I also want to open more doors. I’ve already in­trigued other major Bangla singers with my music video quality. So one by one, I’m contributing to the change while also writing hits for other Bangladeshi artists like Gaan Friends that are sitting close to five million views. I’m very blessed to have artists collab­orate with and that’s all because they believe in my movement, so I know I’m going in the right direction. Then I want to take on the Bangla movie industry where I’d like to lend my style of music for stars.  

Who would you love to collaborate with?  

Bruno Mars is an inspiration to me. I can relate his life story to mine, therefore I would love to do col­laborate with him. I also would love to collaborate more with artists in Bangladesh and Kolkata so we can bring this new Bangla urban sound further. I’m all about working with hard-working and down-to-earth artists like me.  
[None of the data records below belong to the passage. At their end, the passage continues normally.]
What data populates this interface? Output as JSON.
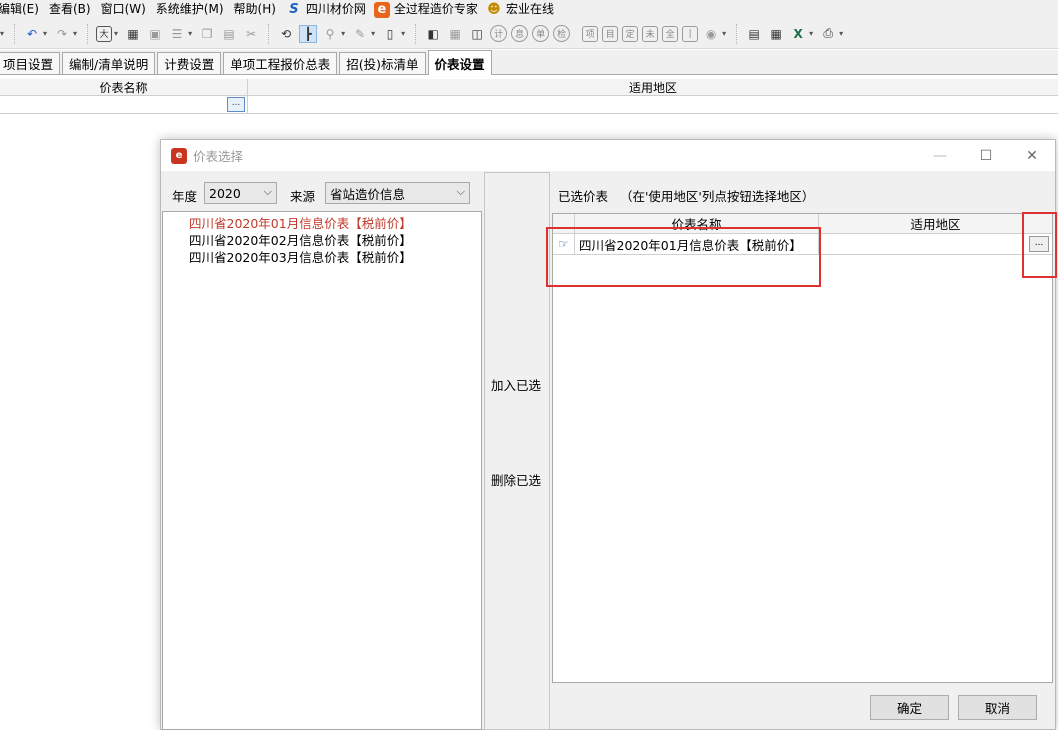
{
  "menu": {
    "items": [
      "编辑(E)",
      "查看(B)",
      "窗口(W)",
      "系统维护(M)",
      "帮助(H)"
    ],
    "links": [
      {
        "label": "四川材价网",
        "icon": "sichuan-s-logo-icon"
      },
      {
        "label": "全过程造价专家",
        "icon": "orange-e-logo-icon"
      },
      {
        "label": "宏业在线",
        "icon": "user-online-icon"
      }
    ]
  },
  "tabs": [
    "项目设置",
    "编制/清单说明",
    "计费设置",
    "单项工程报价总表",
    "招(投)标清单",
    "价表设置"
  ],
  "active_tab": "价表设置",
  "main_grid": {
    "columns": [
      "价表名称",
      "适用地区"
    ],
    "ellipsis": "..."
  },
  "dialog": {
    "title": "价表选择",
    "year_label": "年度",
    "year_value": "2020",
    "source_label": "来源",
    "source_value": "省站造价信息",
    "list_items": [
      {
        "label": "四川省2020年01月信息价表【税前价】",
        "selected": true
      },
      {
        "label": "四川省2020年02月信息价表【税前价】",
        "selected": false
      },
      {
        "label": "四川省2020年03月信息价表【税前价】",
        "selected": false
      }
    ],
    "add_button": "加入已选",
    "remove_button": "删除已选",
    "selected_label": "已选价表",
    "selected_hint": "（在'使用地区'列点按钮选择地区）",
    "selected_columns": [
      "价表名称",
      "适用地区"
    ],
    "selected_rows": [
      {
        "name": "四川省2020年01月信息价表【税前价】",
        "region": ""
      }
    ],
    "row_ellipsis": "...",
    "ok_button": "确定",
    "cancel_button": "取消"
  },
  "colors": {
    "highlight_box": "#e03131",
    "selected_item": "#c0392b",
    "dialog_bg": "#f0f0f0"
  }
}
Tell us something about you that not many people know?  

I love to cook and like to go fishing in the summer­time. Also, not many people knew that I was Bengali when I was singing in Punjabi with The Bilz & Kashif. It shocked them to the bone and they were extremely impressed.  

Which of your own unreleased songs are you most excited about?  

I’m really excited about my next Bangla collabora­tion with an artist from the UK and also my first Hindi solo track, which brings back real r’n’b vibes. I’ve also produced a hit record for Protic from Bang­ladesh that’s going to be huge.  

Why aren’t there more Bangla artists doing com­mercial music?  

I’ve been in north America for many years and adapted to the urban culture. So I can get a first hand on the style and its evolution of music throughout the years. There are other artists from Bangladesh who tried, but it’s not organic for them.  

Just slapping a hip-hop beat on a melody doesn’t make it urban. I don’t use any samples in my music and produce the whole beat from scratch. So I have the understanding and the experience of the true urban music since to know what gets people mov­ing. Yes, I do want more to emerge, and in the last three years I’m seeing more artists work on their craft and some are now shining.  

Who is your own biggest hero of Bangla music?  

I would say Kishore Kumar. That feeling you get when you hear his voice is so comforting. He is so versatile and comedic at the same time.  

How much does live performing mean to you?  

Live performance has always been part of me since I immigrated to Canada. My sister and I performed with a harmonium on stage as kids. Since then, I’ve accompanied many international singers and musi­cians. I say true talent shows when you perform live.  

Your fans want to see your true passion for what you do, so live performance is so important. I’ve learnt to play guitar, tabla and other percussion in­struments. I say a true musician/artist is revealed when you don’t have electricity.  

If you could master something new, what would it be?  

Even though I’ve self-taught to play the keyboard,  

I wish I did put in more time to master the piano. Let’s see if the future allows me to put some time aside.  

What is your favourite musical instrument?  

The tabla will always be my favourite. This is an in­strument that needs lots of dedication and demands practice. The best thing about it is you can never stop learning. It has also taught me how to be open about music and allows you to grow. It lured me to write the song Balle Balle on The Bilz debut album, which I would say is the first blues bhangra single that came out in the urban desi scene.  

What inspires you?  

Good people with good musical talents touches my heart. Artists that know it will take many years and dedication. Also, educating the new generation about their culture in a positive way. Seeing fans who never listened to Bangla music before, but have now opened their mind to my music. All of this in­spires me to create music!  

Why do you love music?  

Music completes my soul and defines who I am. It is my religion. I just cannot see myself not doing music. It provides emotions that no other feeling can and it unites people to have a good time, not matter what. I love to create music that’s universal and that’s what my next movement Bangla-urban is all about.